Here we have a parade of relatives of every hue, from great aunts to cousins, many still living, a number dead, and one or two estranged. These are the faces of people with whom lives were spent, or by whom two generations were raised, returned to youth or brought back to life through their having been captured on 10th August 1969 in three and a half minutes of silent Super 8 footage.
A christening is an occasion, third only to weddings and funerals. Best suits and poshest dresses – worn to longer or shorter lengths depending on generation and daring – are donned, along with a variety of styles of hat. One grandmother is turned out like the Queen mother; another goes hatless, wears a white knee-length dress, stops to talk and smile into the camera, and takes photos of the party assembled outside the church afterwards.
It’s my christening, to be precise. Predominantly because it was the done thing then, rather than as a result of any strong convictions on my parents’ part, I am being inducted into a faith I no longer have, that did not make it past childhood. But I still have the bible my youngest uncle and godparent gave me that day. I spent a lot of time leafing through its thin pages as a child, fascinated more by its clean, simple line drawings of an ancient, biblical world than by the Word of the Lord. Exposure to three different religions as I was schooled, and more critically a sense that if there were a God, he had decided not to keep his eye on my family, meant that whatever faith being christened conferred upon me was lost by the age of twelve or thirteen. I remember then standing my ground one Sunday morning and telling my mother that I was not going to church again.
It seems that All Saints’ Church is close enough to our New Haw house that everyone is walking to it. My paternal grandfather waves a ‘hail fellow, well met’ greeting to camera from across the street. And standing out from the footage much less, there is my maternal grandfather, tall, grey-haired, black glasses, looking somewhat socially stiff and a little apart, certainly not at all keen to be centre-stage or filmed.

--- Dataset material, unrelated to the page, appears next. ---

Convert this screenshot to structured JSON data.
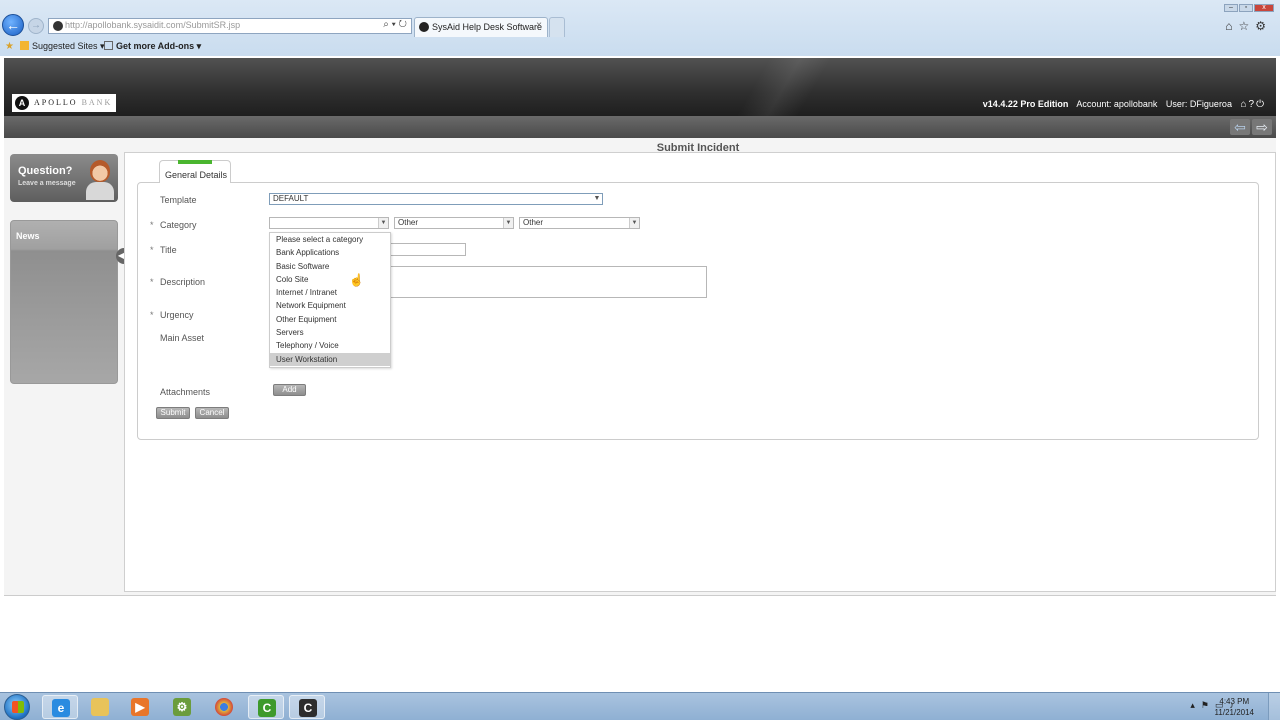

In among the older generation of relatives are my father and two of his brothers, sharp in suits, thin ties and sideburns. By a process of elimination, the eldest of the four brothers was the one tasked with filming proceedings. And he captures it all. Elderly great-aunts wear elderly great-aunt spectacles. My maternal great-grandmother, whose face has slipped, presumably because of a stroke. Outside the church, jokes are shared and smoke is puffed into the sky. His job of bringing a new soul into the fold done, we even see the vicar walking off down the road, garments flapping in the summer breeze. It’s a shame that he didn’t take the chance to dance off into the distance in the manner of Eric and Ernie at the end of their TV show, legs and arms alternately hoicked out to either side.

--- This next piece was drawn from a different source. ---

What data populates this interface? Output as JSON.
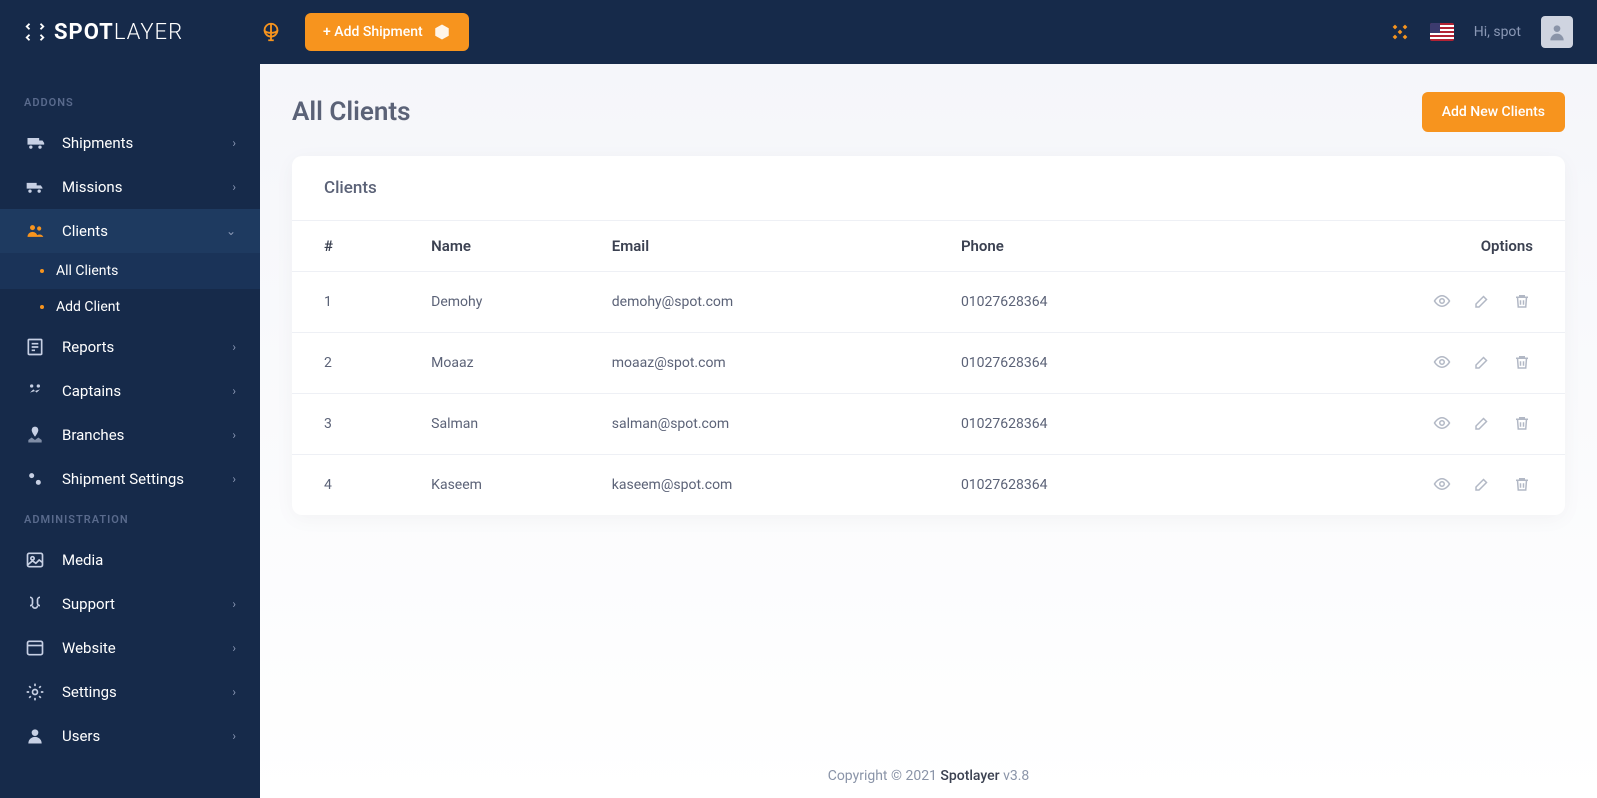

The tallest man in Britain at the time also seems to have attended (best observed standing next to my mother in her white sun hat at 2:23), for extra propitiousness. I thank him for that, and all my relatives, the living and the dead, for being there for me that day.